Mark Udall, the outgoing Democratic senator from Colorado, may be a lame duck, leaving office in less than a week. But his most important work in the Senate may still be before him.
It's now possible to have a conversation in English and Spanish on Skype without having to hire an interpreter; the Rolling Stone writer continues to research her controversial story on UVA students; meanwhile, former Sen. Mark Udall revealed a "smoking gun" regarding the CIA torture report but no one seems to have noticed. These discoveries and more after the jump.
The 2014 midterm election season will go down in history as the time when unprecedented amounts of money were spent in the tussle over control of the U.S. Senate -- and, by extension, over the potential outcome of the 2016 presidential election.
In an extraordinary development Thursday, the CIA director reversed months of angry public denials and apologized for the agency's past spying on staff of the Senate Intelligence Committee.
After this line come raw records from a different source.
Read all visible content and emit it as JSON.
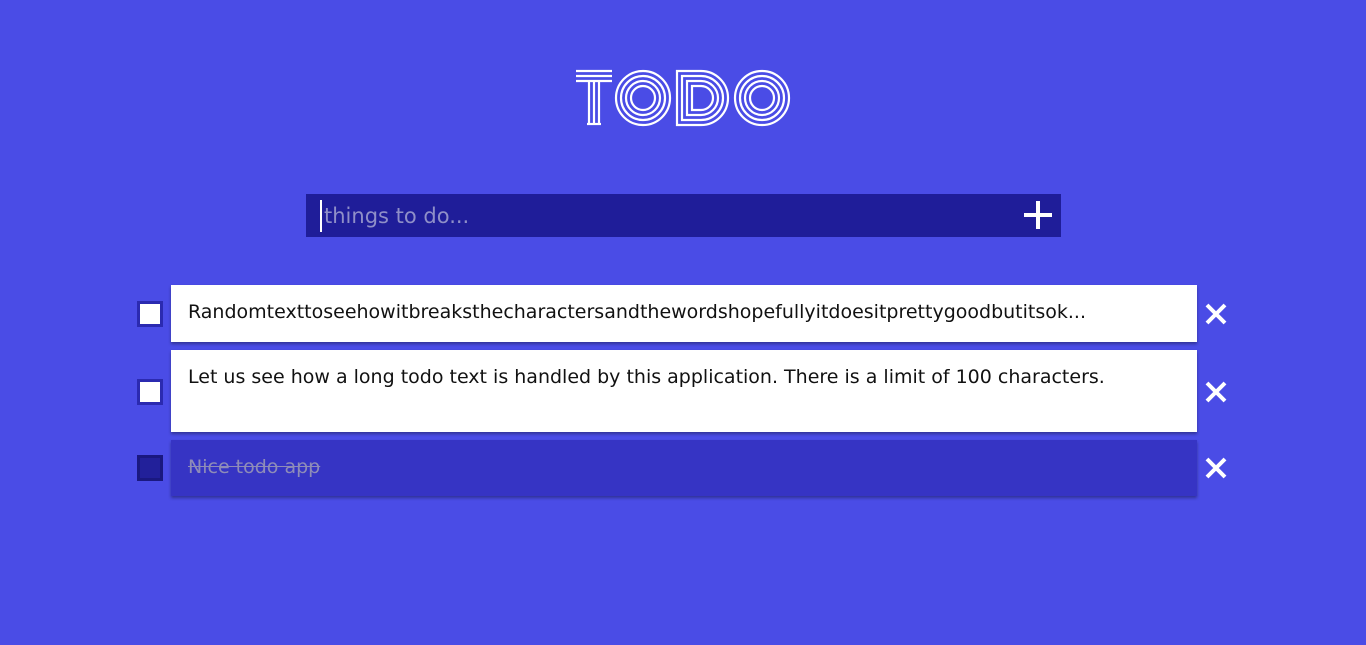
{
  "app": {
    "logo_text": "TODO",
    "accent": "#4a4ce6"
  },
  "add_form": {
    "placeholder": "things to do...",
    "value": "",
    "add_icon": "plus-icon"
  },
  "todos": [
    {
      "text": "Randomtexttoseehowitbreaksthecharactersandthewordshopefullyitdoesitprettygoodbutitsok...",
      "completed": false,
      "delete_icon": "close-icon"
    },
    {
      "text": "Let us see how a long todo text is handled by this application. There is a limit of 100 characters.",
      "completed": false,
      "delete_icon": "close-icon"
    },
    {
      "text": "Nice todo app",
      "completed": true,
      "delete_icon": "close-icon"
    }
  ]
}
Another round of declassified documents means another round of revelations about a spy agency run amok. But it's OK, the NSA says it's fixed it.
As the larger part of American culture seems ready to surrender its claim to privacy without question, organizations such as the Electronic Frontier Foundation are riding like Paul Revere through the digital Massachusetts night.